▸ **Material supplied**

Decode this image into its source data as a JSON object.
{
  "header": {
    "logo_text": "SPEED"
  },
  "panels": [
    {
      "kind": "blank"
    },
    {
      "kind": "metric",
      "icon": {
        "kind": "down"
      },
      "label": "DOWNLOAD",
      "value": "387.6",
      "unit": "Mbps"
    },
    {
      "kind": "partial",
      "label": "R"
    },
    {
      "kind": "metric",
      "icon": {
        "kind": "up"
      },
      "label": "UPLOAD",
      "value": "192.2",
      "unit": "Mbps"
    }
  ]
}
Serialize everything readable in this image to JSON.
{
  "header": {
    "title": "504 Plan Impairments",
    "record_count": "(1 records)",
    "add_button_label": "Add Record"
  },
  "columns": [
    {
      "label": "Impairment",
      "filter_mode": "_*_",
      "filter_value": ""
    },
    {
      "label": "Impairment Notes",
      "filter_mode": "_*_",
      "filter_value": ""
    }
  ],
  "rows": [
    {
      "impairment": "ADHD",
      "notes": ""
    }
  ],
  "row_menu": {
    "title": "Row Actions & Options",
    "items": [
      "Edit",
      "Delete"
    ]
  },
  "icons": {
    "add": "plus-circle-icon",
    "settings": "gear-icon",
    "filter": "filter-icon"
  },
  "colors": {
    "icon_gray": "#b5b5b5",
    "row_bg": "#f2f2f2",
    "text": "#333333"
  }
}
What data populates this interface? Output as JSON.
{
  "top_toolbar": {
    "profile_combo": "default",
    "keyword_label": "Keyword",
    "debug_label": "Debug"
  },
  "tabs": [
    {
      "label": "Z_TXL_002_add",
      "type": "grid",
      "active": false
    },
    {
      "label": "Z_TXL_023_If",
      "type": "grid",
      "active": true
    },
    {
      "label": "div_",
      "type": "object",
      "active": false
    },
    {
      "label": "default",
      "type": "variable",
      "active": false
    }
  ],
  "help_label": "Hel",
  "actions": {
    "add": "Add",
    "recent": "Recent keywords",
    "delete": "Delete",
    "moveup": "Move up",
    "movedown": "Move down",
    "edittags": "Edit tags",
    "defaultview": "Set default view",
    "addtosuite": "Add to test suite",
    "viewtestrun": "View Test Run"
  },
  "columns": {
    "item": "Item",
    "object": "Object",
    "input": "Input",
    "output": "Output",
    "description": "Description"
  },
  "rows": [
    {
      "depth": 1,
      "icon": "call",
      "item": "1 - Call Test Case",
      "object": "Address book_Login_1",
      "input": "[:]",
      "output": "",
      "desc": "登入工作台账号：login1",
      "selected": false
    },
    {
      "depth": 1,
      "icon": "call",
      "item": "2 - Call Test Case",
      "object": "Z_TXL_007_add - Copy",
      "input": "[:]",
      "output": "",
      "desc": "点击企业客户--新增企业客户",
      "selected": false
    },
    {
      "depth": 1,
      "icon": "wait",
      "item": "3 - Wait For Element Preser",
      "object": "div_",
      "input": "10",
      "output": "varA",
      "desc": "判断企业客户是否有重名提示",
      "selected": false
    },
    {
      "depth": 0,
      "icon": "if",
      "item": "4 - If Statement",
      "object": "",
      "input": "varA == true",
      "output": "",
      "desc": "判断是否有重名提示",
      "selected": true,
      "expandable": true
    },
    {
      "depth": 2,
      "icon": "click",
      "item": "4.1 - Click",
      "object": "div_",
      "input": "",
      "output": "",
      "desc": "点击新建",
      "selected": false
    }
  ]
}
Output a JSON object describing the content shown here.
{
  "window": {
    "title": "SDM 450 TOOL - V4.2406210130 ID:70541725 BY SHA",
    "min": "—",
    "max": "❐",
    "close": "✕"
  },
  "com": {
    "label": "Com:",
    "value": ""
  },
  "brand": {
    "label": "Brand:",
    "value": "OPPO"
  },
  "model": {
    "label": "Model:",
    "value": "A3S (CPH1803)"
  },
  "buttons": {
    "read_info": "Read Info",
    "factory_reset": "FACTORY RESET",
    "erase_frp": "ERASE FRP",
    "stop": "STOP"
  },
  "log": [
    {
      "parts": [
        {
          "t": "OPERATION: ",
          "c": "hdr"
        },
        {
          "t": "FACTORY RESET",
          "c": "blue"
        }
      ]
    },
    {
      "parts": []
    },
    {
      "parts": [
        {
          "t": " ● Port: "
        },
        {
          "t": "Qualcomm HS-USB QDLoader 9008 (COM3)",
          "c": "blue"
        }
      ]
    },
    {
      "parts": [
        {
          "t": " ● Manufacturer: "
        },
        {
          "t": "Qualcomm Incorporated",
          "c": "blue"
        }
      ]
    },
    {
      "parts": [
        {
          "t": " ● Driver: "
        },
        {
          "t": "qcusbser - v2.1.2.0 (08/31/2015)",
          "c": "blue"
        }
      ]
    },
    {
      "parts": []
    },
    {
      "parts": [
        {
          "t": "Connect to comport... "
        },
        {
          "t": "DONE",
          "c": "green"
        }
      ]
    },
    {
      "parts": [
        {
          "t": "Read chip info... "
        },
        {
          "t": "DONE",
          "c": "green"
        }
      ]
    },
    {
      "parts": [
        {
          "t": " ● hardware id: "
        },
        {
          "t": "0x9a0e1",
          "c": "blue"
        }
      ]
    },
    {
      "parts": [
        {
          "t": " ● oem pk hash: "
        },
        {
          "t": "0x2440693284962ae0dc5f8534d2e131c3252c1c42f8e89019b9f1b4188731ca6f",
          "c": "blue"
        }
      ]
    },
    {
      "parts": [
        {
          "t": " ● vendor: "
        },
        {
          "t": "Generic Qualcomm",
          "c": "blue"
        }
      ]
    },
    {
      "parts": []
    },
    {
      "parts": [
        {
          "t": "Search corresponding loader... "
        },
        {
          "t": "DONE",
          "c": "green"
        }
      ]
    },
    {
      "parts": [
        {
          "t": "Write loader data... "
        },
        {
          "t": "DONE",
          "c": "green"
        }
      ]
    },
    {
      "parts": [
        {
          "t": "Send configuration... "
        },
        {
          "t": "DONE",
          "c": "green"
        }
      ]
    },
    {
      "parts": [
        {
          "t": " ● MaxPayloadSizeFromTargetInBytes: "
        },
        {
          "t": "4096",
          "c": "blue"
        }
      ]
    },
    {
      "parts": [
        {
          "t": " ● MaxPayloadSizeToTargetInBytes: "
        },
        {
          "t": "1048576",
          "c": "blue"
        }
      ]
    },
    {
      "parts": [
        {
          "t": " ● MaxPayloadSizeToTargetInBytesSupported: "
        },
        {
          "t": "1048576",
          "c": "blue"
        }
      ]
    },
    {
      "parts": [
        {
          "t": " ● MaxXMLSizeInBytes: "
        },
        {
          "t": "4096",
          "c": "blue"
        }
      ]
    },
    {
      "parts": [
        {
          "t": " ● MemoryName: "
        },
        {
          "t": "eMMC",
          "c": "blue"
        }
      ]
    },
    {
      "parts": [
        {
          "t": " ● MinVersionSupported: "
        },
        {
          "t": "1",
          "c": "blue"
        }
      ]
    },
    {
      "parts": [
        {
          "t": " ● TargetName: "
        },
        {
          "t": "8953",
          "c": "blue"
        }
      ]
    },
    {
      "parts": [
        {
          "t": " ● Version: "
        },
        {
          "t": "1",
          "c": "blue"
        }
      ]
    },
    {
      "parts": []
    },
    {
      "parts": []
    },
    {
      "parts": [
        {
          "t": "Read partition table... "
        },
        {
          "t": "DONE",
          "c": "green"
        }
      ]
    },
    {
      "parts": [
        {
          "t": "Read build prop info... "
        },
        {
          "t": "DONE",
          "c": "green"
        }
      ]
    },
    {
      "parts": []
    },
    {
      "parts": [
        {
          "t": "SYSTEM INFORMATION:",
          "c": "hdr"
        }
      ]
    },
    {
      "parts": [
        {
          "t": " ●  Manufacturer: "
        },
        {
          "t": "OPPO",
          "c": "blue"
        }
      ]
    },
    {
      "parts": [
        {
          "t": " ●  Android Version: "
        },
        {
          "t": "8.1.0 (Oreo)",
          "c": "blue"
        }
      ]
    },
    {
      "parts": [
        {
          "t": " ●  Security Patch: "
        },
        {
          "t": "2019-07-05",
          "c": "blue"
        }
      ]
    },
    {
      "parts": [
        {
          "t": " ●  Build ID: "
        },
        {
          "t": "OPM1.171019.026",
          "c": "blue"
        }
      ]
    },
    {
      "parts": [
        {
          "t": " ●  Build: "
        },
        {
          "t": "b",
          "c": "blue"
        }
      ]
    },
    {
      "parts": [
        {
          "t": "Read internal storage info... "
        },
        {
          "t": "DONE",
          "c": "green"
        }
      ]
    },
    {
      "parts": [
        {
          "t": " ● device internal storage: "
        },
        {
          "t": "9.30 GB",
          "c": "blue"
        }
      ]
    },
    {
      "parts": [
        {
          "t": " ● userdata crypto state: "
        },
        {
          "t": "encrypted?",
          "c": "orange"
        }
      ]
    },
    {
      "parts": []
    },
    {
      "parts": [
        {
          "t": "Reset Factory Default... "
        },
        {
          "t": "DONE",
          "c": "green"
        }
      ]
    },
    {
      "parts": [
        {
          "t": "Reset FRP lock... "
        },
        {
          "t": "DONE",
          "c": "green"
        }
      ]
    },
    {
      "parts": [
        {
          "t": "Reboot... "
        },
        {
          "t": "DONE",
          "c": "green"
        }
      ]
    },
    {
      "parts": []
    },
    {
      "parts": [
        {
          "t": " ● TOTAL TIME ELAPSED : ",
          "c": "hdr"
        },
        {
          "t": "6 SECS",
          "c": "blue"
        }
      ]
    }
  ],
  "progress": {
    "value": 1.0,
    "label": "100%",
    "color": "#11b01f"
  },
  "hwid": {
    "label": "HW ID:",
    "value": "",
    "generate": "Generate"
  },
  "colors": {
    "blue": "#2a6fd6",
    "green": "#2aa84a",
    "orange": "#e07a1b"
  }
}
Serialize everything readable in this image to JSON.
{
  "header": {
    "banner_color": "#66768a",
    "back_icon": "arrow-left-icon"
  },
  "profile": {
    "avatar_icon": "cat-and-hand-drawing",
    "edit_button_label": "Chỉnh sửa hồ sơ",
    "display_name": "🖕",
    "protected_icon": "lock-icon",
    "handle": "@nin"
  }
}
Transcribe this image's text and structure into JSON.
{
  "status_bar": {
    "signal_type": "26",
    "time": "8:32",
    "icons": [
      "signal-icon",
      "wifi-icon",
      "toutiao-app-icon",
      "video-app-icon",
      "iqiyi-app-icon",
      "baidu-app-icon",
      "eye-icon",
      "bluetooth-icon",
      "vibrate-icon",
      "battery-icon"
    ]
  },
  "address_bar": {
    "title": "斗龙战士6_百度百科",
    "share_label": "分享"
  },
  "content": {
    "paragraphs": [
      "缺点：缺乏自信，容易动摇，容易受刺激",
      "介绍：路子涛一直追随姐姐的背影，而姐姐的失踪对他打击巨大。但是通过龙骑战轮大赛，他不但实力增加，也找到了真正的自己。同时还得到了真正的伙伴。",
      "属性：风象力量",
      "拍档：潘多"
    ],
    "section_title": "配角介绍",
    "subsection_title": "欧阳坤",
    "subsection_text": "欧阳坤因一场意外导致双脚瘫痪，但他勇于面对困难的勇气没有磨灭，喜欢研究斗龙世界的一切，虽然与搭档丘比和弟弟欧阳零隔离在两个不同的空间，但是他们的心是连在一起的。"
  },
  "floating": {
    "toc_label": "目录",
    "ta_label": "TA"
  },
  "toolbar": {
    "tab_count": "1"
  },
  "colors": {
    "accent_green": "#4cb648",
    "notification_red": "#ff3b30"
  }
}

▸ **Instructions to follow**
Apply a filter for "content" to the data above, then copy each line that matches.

▸ **Solution below**
Output a JSON object describing the content shown here.
  "content": {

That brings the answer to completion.